Generation War – A History Lesson?

Generation War

As many of the Second World War vets have passed away and there are not so many left to tell the stories, as Germany is continuously heading for the top positions in Europe with increasing confidence and as hidden facts and information come to light from the archives of former Eastern bloc countries, now more than ever, it looks like Germany’s vision of war and past events has shifted.

‘Generation War’ is a mini-series, which was broadcast in Germany last year. Critics say the concept of the film was just an attempt to normalize Germany’s past and its role in the war. Like the original title says “Our Mothers, Our Fathers,” the Germans were normal people, like the rest of us, who deserve to be understood for their actions and for their mistakes and to be accepted by their grandchildren.

Although is seems fair enough at first glance, later on the film kind of slips from reality and from normality and hits a different zone, more nostalgic. It was well received by the public in Germany and understandably not so much in Poland, where the representation of anti-Nazi groups as disordered anti-Semites generated public rage and disapproval.

It was written by Stefan Kolditz and directed by Philipp Kadelbach and depicts the story of five ordinary young Germans in a half melodramatic, half combat action style. The film begins with the five youngsters drinking Champagne and smoking together and dancing on American Jazz, sometimes in 1941.

Wilhelm and Friedhelm are brothers and they are just about to go war.  Wilhelm  is in love with Charlotte who is to become a hospital nurse on the Eastern Front.

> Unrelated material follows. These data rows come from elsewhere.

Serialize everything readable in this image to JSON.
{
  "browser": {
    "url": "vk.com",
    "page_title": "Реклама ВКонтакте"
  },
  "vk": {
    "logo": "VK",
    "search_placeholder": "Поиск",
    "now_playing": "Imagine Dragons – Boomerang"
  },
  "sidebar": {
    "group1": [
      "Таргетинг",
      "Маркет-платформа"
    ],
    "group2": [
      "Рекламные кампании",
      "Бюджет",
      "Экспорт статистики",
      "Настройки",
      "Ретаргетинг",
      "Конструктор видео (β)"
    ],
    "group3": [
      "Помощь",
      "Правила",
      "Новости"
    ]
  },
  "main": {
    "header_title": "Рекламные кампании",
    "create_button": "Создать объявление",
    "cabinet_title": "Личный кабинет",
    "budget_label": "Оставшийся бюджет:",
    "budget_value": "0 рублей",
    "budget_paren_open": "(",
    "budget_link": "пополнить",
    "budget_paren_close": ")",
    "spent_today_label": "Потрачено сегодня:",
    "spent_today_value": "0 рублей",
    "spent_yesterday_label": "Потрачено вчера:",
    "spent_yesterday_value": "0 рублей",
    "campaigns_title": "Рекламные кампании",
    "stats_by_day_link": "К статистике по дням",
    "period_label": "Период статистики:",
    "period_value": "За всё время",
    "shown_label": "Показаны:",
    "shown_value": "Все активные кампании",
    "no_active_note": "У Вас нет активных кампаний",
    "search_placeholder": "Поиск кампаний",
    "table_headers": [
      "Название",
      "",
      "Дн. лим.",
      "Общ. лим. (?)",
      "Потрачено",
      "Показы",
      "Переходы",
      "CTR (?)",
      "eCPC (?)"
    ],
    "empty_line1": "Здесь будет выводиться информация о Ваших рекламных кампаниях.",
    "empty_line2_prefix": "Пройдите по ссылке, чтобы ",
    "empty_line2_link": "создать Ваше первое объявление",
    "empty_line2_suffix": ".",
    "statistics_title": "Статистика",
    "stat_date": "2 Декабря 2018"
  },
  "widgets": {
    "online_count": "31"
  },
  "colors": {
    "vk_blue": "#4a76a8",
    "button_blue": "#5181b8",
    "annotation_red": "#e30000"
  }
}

Greta and Viktor live an illegal relationship, since Viktor is Jewish.

The characters are very well built, with contrasting personalities, very challenging and very diverse, but there is one more thing about them: none of them are Nazi sympathizers and none of them can see the terrible disaster approaching, The New York Times reports.

Wilhelm and Charlotte are the only ones who have some kind of patriotic feel encrypted in the characters, not necessarily because they want to embrace that exact ideology, but rather because that was the way the grew up and that was the way their parents viewed the society at the time.

They voluntarily accept their duty to protect their country but without actually knowing what that involves. It does take a while until they realize it is not just about being a hero but more about being a liar, a traitor and a murder.